Among the entries that follow, some lines contain the word "orgànica". Show all of them.

[Records shown]

- - - - -

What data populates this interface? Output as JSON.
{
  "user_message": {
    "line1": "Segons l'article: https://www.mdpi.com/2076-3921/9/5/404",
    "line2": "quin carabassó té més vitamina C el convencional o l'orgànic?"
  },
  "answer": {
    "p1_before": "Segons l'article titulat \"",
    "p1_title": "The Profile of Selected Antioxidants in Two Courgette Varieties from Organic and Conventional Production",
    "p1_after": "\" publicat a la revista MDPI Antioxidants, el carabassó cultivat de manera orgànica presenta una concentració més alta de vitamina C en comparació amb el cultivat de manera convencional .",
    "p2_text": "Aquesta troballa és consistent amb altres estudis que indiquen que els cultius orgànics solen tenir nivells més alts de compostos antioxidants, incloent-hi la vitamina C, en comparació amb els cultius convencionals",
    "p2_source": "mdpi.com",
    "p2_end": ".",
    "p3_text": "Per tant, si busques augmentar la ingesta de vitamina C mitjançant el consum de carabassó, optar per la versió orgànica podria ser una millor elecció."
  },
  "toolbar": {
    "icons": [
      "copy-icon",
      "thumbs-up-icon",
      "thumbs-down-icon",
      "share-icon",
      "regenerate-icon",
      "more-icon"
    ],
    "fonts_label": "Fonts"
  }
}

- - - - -

[Response area]
    "p1_after": "\" publicat a la revista MDPI Antioxidants, el carabassó cultivat de manera orgànica presenta una concentració més alta de vitamina C en comparació amb el cultivat de manera convencional .",
    "p3_text": "Per tant, si busques augmentar la ingesta de vitamina C mitjançant el consum de carabassó, optar per la versió orgànica podria ser una millor elecció."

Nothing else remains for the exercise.